Task inputs –
........

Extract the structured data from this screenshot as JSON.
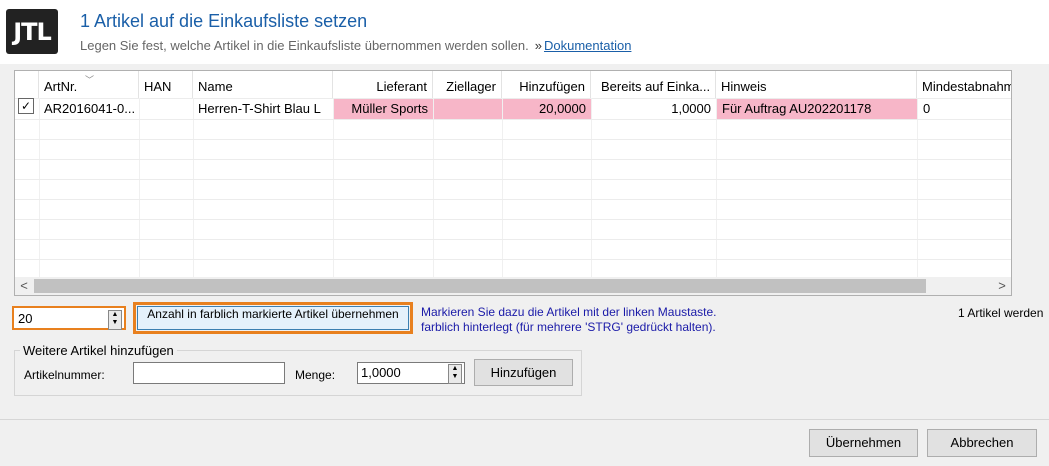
{
  "header": {
    "logo_text": "JTL",
    "title": "1 Artikel auf die Einkaufsliste setzen",
    "subtitle": "Legen Sie fest, welche Artikel in die Einkaufsliste übernommen werden sollen.",
    "link_prefix": "»",
    "link_label": "Dokumentation"
  },
  "grid": {
    "columns": [
      "ArtNr.",
      "HAN",
      "Name",
      "Lieferant",
      "Ziellager",
      "Hinzufügen",
      "Bereits auf Einka...",
      "Hinweis",
      "Mindestabnahme"
    ],
    "rows": [
      {
        "checked": true,
        "check_mark": "✓",
        "artnr": "AR2016041-0...",
        "han": "",
        "name": "Herren-T-Shirt Blau L",
        "lieferant": "Müller Sports",
        "ziellager": "",
        "hinzufuegen": "20,0000",
        "bereits": "1,0000",
        "hinweis": "Für Auftrag  AU202201178",
        "mindestabnahme": "0"
      }
    ],
    "scroll_left": "<",
    "scroll_right": ">",
    "highlight_color": "#f7b6c8"
  },
  "quantity": {
    "value": "20",
    "up": "▲",
    "down": "▼"
  },
  "apply_button": {
    "label": "Anzahl in farblich markierte Artikel übernehmen"
  },
  "hint": {
    "line1": "Markieren Sie dazu die Artikel mit der linken Maustaste.",
    "line2": "farblich hinterlegt (für mehrere 'STRG' gedrückt halten)."
  },
  "count_text": "1 Artikel werden",
  "add_section": {
    "title": "Weitere Artikel hinzufügen",
    "artnr_label": "Artikelnummer:",
    "artnr_value": "",
    "menge_label": "Menge:",
    "menge_value": "1,0000",
    "add_button": "Hinzufügen"
  },
  "footer": {
    "ok_button": "Übernehmen",
    "cancel_button": "Abbrechen"
  },
  "colors": {
    "accent": "#1a5fa8",
    "orange_highlight": "#e8801e"
  }
}
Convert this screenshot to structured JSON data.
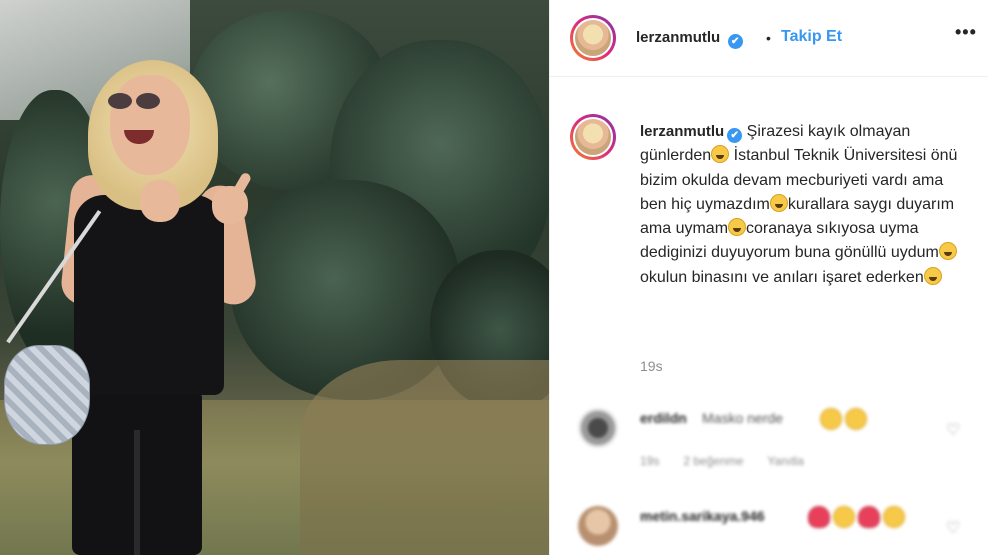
{
  "post": {
    "username": "lerzanmutlu",
    "verified_glyph": "✔",
    "dot": "•",
    "follow_label": "Takip Et",
    "more_label": "•••",
    "caption_parts": [
      "Şirazesi kayık olmayan günlerden",
      " İstanbul Teknik Üniversitesi önü bizim okulda devam mecburiyeti vardı ama ben hiç uymazdım",
      "kurallara saygı duyarım ama uymam",
      "coranaya sıkıyosa uyma dediginizi duyuyorum buna gönüllü uydum",
      " okulun binasını ve anıları işaret ederken"
    ],
    "time": "19s"
  },
  "comments": [
    {
      "username": "erdildn",
      "text": "Masko nerde",
      "emojis": [
        "laughing-emoji",
        "laughing-emoji"
      ],
      "meta": [
        "19s",
        "2 beğenme",
        "Yanıtla"
      ],
      "heart_glyph": "♡"
    },
    {
      "username": "metin.sarikaya.946",
      "emojis": [
        "heart-emoji",
        "laughing-emoji",
        "heart-emoji",
        "laughing-emoji"
      ],
      "meta": [],
      "heart_glyph": "♡"
    }
  ],
  "colors": {
    "accent": "#3897f0",
    "text": "#262626",
    "muted": "#8e8e8e",
    "divider": "#efefef"
  }
}
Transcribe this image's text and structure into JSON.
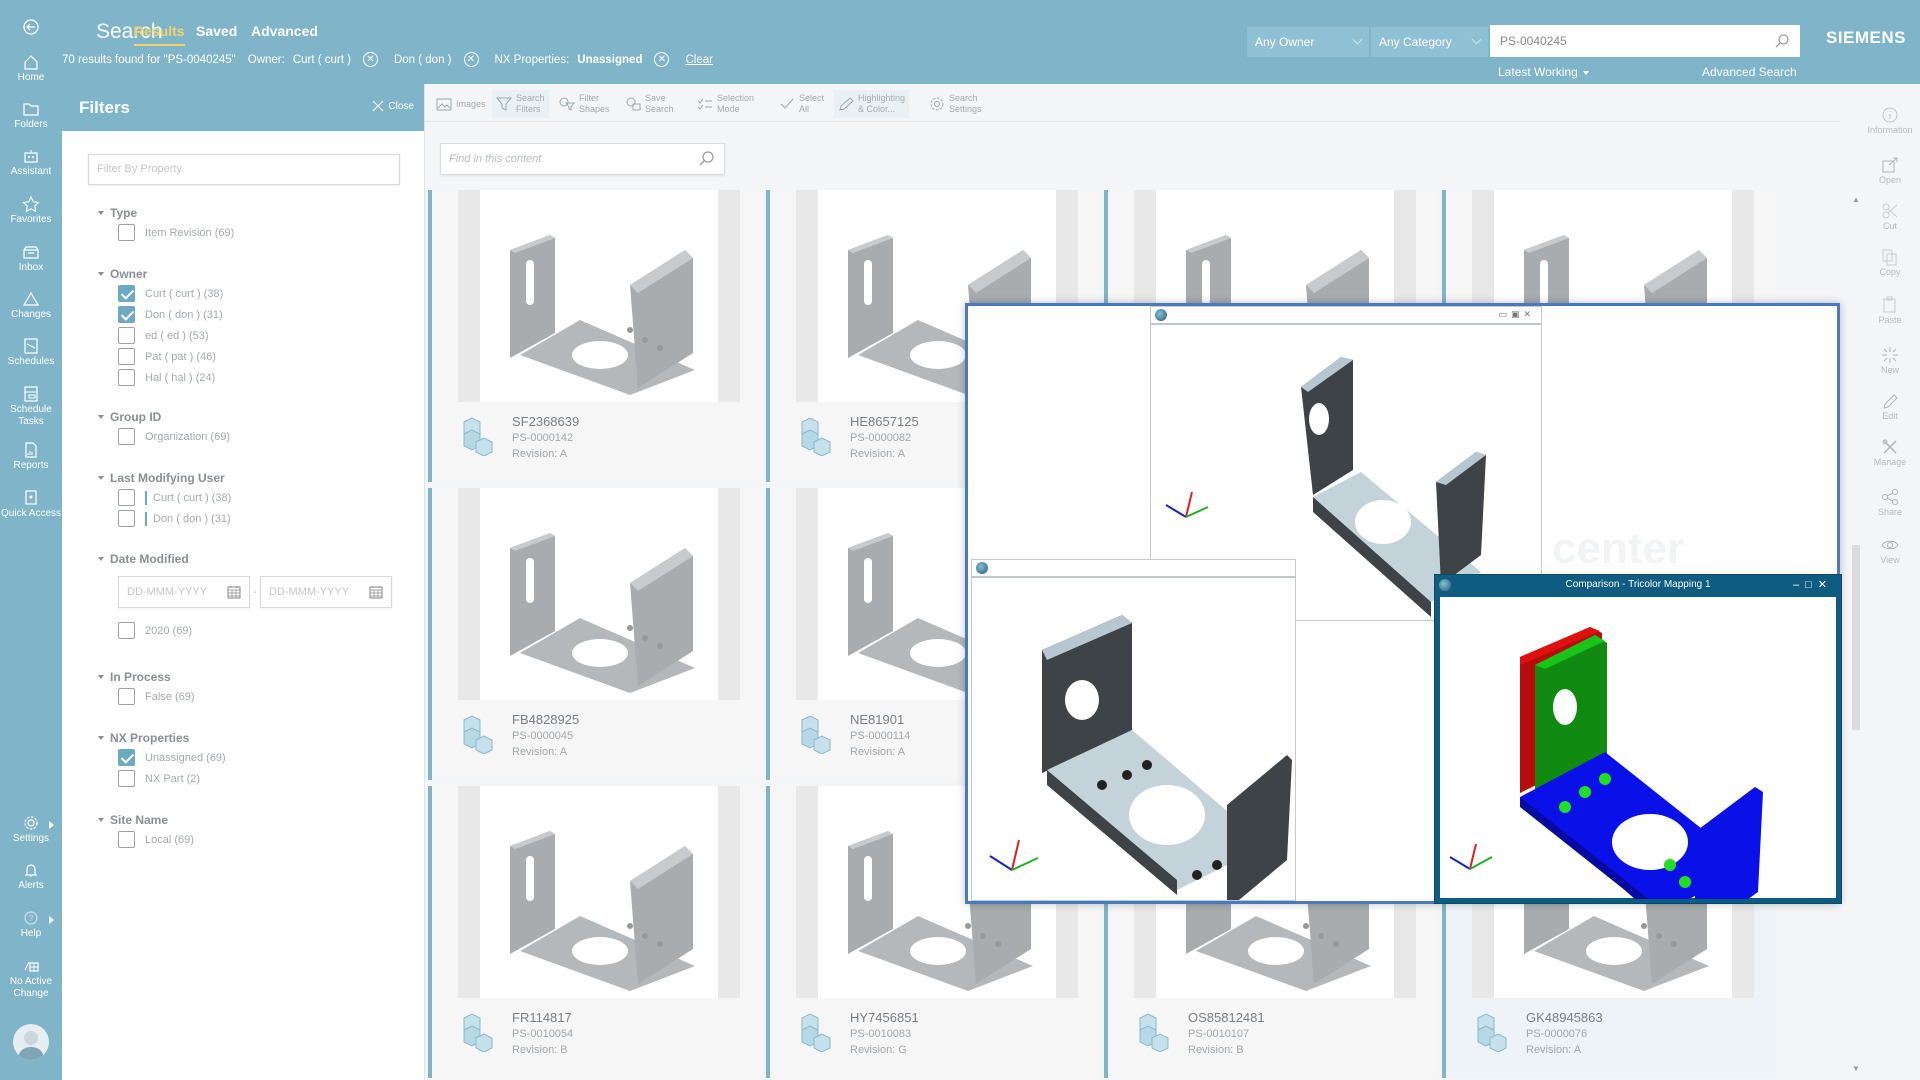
{
  "leftnav": {
    "items": [
      {
        "label": "Home",
        "icon": "home-icon"
      },
      {
        "label": "Folders",
        "icon": "folder-icon"
      },
      {
        "label": "Assistant",
        "icon": "assistant-icon"
      },
      {
        "label": "Favorites",
        "icon": "star-icon"
      },
      {
        "label": "Inbox",
        "icon": "inbox-icon"
      },
      {
        "label": "Changes",
        "icon": "triangle-icon"
      },
      {
        "label": "Schedules",
        "icon": "schedule-icon"
      },
      {
        "label": "Schedule Tasks",
        "icon": "schedule-tasks-icon"
      },
      {
        "label": "Reports",
        "icon": "report-icon"
      },
      {
        "label": "Quick Access",
        "icon": "quick-access-icon"
      }
    ],
    "bottom": [
      {
        "label": "Settings",
        "icon": "gear-icon"
      },
      {
        "label": "Alerts",
        "icon": "bell-icon"
      },
      {
        "label": "Help",
        "icon": "help-icon"
      },
      {
        "label": "No Active Change",
        "icon": "change-icon"
      }
    ]
  },
  "header": {
    "title": "Search",
    "tabs": [
      {
        "label": "Results",
        "active": true
      },
      {
        "label": "Saved",
        "active": false
      },
      {
        "label": "Advanced",
        "active": false
      }
    ],
    "result_summary": "70 results found for \"PS-0040245\"",
    "owner_label": "Owner:",
    "owner_chips": [
      "Curt ( curt )",
      "Don ( don )"
    ],
    "nx_label": "NX Properties:",
    "nx_chip": "Unassigned",
    "clear_label": "Clear",
    "owner_dropdown": "Any Owner",
    "category_dropdown": "Any Category",
    "search_value": "PS-0040245",
    "revision_rule": "Latest Working",
    "advanced_search": "Advanced Search",
    "brand": "SIEMENS"
  },
  "filters": {
    "title": "Filters",
    "close_label": "Close",
    "filter_placeholder": "Filter By Property",
    "groups": [
      {
        "title": "Type",
        "items": [
          {
            "label": "Item Revision  (69)",
            "checked": false
          }
        ]
      },
      {
        "title": "Owner",
        "items": [
          {
            "label": "Curt ( curt )  (38)",
            "checked": true
          },
          {
            "label": "Don ( don )  (31)",
            "checked": true
          },
          {
            "label": "ed ( ed )  (53)",
            "checked": false
          },
          {
            "label": "Pat ( pat )  (46)",
            "checked": false
          },
          {
            "label": "Hal ( hal )  (24)",
            "checked": false
          }
        ]
      },
      {
        "title": "Group ID",
        "items": [
          {
            "label": "Organization  (69)",
            "checked": false
          }
        ]
      },
      {
        "title": "Last Modifying User",
        "items": [
          {
            "label": "Curt ( curt )  (38)",
            "checked": false
          },
          {
            "label": "Don ( don )  (31)",
            "checked": false
          }
        ]
      },
      {
        "title": "Date Modified",
        "date_from_placeholder": "DD-MMM-YYYY",
        "date_to_placeholder": "DD-MMM-YYYY",
        "items": [
          {
            "label": "2020  (69)",
            "checked": false
          }
        ]
      },
      {
        "title": "In Process",
        "items": [
          {
            "label": "False  (69)",
            "checked": false
          }
        ]
      },
      {
        "title": "NX Properties",
        "items": [
          {
            "label": "Unassigned  (69)",
            "checked": true
          },
          {
            "label": "NX Part  (2)",
            "checked": false
          }
        ]
      },
      {
        "title": "Site Name",
        "items": [
          {
            "label": "Local  (69)",
            "checked": false
          }
        ]
      }
    ]
  },
  "toolbar": {
    "items": [
      {
        "l1": "Images",
        "l2": "",
        "icon": "image-icon"
      },
      {
        "l1": "Search",
        "l2": "Filters",
        "icon": "funnel-icon"
      },
      {
        "l1": "Filter",
        "l2": "Shapes",
        "icon": "filter-shapes-icon"
      },
      {
        "l1": "Save",
        "l2": "Search",
        "icon": "save-search-icon"
      },
      {
        "l1": "Selection",
        "l2": "Mode",
        "icon": "selection-mode-icon"
      },
      {
        "l1": "Select",
        "l2": "All",
        "icon": "checkmark-icon"
      },
      {
        "l1": "Highlighting",
        "l2": "& Color...",
        "icon": "pencil-icon"
      },
      {
        "l1": "Search",
        "l2": "Settings",
        "icon": "gear-icon"
      }
    ],
    "find_placeholder": "Find in this content"
  },
  "results": [
    {
      "name": "SF2368639",
      "id": "PS-0000142",
      "revision": "Revision:  A"
    },
    {
      "name": "HE8657125",
      "id": "PS-0000082",
      "revision": "Revision:  A"
    },
    {
      "name": "",
      "id": "",
      "revision": ""
    },
    {
      "name": "",
      "id": "",
      "revision": ""
    },
    {
      "name": "FB4828925",
      "id": "PS-0000045",
      "revision": "Revision:  A"
    },
    {
      "name": "NE81901",
      "id": "PS-0000114",
      "revision": "Revision:  A"
    },
    {
      "name": "",
      "id": "",
      "revision": ""
    },
    {
      "name": "",
      "id": "",
      "revision": ""
    },
    {
      "name": "FR114817",
      "id": "PS-0010054",
      "revision": "Revision:  B"
    },
    {
      "name": "HY7456851",
      "id": "PS-0010083",
      "revision": "Revision:  G"
    },
    {
      "name": "OS85812481",
      "id": "PS-0010107",
      "revision": "Revision:  B"
    },
    {
      "name": "GK48945863",
      "id": "PS-0000076",
      "revision": "Revision:  A"
    }
  ],
  "rightrail": {
    "items": [
      {
        "label": "Information",
        "icon": "info-icon"
      },
      {
        "label": "Open",
        "icon": "open-icon"
      },
      {
        "label": "Cut",
        "icon": "scissors-icon"
      },
      {
        "label": "Copy",
        "icon": "copy-icon"
      },
      {
        "label": "Paste",
        "icon": "paste-icon"
      },
      {
        "label": "New",
        "icon": "new-icon"
      },
      {
        "label": "Edit",
        "icon": "pencil-icon"
      },
      {
        "label": "Manage",
        "icon": "tools-icon"
      },
      {
        "label": "Share",
        "icon": "share-icon"
      },
      {
        "label": "View",
        "icon": "eye-icon"
      }
    ]
  },
  "viewer": {
    "comparison_title": "Comparison - Tricolor Mapping 1",
    "watermark": "center",
    "colors": {
      "red": "#e01010",
      "green": "#14b014",
      "blue": "#0a10e8",
      "frame": "#4a79c4",
      "title_bar": "#0e5c82"
    }
  },
  "colors": {
    "accent": "#7fb4c9",
    "active_tab": "#f2d36b"
  }
}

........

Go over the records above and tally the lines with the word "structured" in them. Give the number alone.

Task response – 2